WHAT THE TASK REQUIRES:
A line qualifies if it holds the string "货币政策司". Copy every qualifying line from the records.

%%

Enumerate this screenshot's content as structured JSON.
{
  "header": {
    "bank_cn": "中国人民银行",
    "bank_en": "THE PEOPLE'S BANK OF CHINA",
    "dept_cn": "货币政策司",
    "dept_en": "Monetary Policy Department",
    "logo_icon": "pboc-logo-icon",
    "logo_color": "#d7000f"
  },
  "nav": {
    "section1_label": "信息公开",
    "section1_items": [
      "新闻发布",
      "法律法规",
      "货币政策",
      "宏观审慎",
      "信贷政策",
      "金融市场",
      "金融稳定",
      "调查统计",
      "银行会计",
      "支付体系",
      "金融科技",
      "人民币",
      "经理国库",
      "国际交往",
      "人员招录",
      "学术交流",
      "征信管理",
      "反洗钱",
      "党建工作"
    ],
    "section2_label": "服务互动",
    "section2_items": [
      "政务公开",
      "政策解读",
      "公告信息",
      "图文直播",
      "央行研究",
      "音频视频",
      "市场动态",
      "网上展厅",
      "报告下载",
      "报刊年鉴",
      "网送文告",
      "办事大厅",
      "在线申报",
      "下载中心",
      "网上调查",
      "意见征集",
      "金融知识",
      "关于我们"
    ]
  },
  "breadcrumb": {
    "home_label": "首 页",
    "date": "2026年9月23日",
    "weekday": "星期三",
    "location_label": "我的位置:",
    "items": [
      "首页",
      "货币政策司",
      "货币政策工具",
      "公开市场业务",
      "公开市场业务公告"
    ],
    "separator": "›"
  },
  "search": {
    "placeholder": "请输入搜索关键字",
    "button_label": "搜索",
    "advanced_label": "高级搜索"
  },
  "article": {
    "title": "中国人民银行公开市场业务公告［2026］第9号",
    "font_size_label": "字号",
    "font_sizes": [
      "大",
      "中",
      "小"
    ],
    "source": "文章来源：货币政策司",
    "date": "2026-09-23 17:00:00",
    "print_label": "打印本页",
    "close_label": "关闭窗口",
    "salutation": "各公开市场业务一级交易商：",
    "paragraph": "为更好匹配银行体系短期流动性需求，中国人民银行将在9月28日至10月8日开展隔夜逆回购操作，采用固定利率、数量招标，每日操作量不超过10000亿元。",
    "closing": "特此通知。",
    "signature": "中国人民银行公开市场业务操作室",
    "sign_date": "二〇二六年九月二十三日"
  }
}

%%

ANSWER SPACE:
    "dept_cn": "货币政策司",
      "货币政策司",
    "source": "文章来源：货币政策司",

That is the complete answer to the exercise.